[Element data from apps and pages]
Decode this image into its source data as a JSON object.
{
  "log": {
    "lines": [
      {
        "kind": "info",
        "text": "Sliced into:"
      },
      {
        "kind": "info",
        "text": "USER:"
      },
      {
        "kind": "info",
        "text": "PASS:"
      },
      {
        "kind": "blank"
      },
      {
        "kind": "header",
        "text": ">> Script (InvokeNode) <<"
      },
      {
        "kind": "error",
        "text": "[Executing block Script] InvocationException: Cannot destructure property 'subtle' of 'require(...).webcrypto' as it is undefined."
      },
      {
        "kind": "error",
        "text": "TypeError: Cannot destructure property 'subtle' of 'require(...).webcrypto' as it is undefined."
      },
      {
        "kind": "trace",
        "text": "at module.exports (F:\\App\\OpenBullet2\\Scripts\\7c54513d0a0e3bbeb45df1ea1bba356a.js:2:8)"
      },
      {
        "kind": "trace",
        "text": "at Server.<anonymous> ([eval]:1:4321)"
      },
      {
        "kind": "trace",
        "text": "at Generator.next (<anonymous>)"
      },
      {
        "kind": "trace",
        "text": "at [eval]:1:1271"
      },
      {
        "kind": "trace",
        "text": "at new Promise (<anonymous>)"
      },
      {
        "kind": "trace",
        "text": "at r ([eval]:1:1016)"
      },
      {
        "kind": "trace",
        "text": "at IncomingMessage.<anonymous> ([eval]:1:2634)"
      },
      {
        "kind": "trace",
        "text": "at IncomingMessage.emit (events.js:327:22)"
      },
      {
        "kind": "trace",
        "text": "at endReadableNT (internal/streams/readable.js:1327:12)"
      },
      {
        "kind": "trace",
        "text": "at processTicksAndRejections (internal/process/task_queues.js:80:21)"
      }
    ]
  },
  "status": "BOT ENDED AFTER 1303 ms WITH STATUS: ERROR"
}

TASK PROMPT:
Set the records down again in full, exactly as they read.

ANSWER TO THIS TASK:
Decode this image into its source data as a JSON object.
{
  "log": {
    "lines": [
      {
        "kind": "info",
        "text": "Sliced into:"
      },
      {
        "kind": "info",
        "text": "USER:"
      },
      {
        "kind": "info",
        "text": "PASS:"
      },
      {
        "kind": "blank"
      },
      {
        "kind": "header",
        "text": ">> Script (InvokeNode) <<"
      },
      {
        "kind": "error",
        "text": "[Executing block Script] InvocationException: Cannot destructure property 'subtle' of 'require(...).webcrypto' as it is undefined."
      },
      {
        "kind": "error",
        "text": "TypeError: Cannot destructure property 'subtle' of 'require(...).webcrypto' as it is undefined."
      },
      {
        "kind": "trace",
        "text": "at module.exports (F:\\App\\OpenBullet2\\Scripts\\7c54513d0a0e3bbeb45df1ea1bba356a.js:2:8)"
      },
      {
        "kind": "trace",
        "text": "at Server.<anonymous> ([eval]:1:4321)"
      },
      {
        "kind": "trace",
        "text": "at Generator.next (<anonymous>)"
      },
      {
        "kind": "trace",
        "text": "at [eval]:1:1271"
      },
      {
        "kind": "trace",
        "text": "at new Promise (<anonymous>)"
      },
      {
        "kind": "trace",
        "text": "at r ([eval]:1:1016)"
      },
      {
        "kind": "trace",
        "text": "at IncomingMessage.<anonymous> ([eval]:1:2634)"
      },
      {
        "kind": "trace",
        "text": "at IncomingMessage.emit (events.js:327:22)"
      },
      {
        "kind": "trace",
        "text": "at endReadableNT (internal/streams/readable.js:1327:12)"
      },
      {
        "kind": "trace",
        "text": "at processTicksAndRejections (internal/process/task_queues.js:80:21)"
      }
    ]
  },
  "status": "BOT ENDED AFTER 1303 ms WITH STATUS: ERROR"
}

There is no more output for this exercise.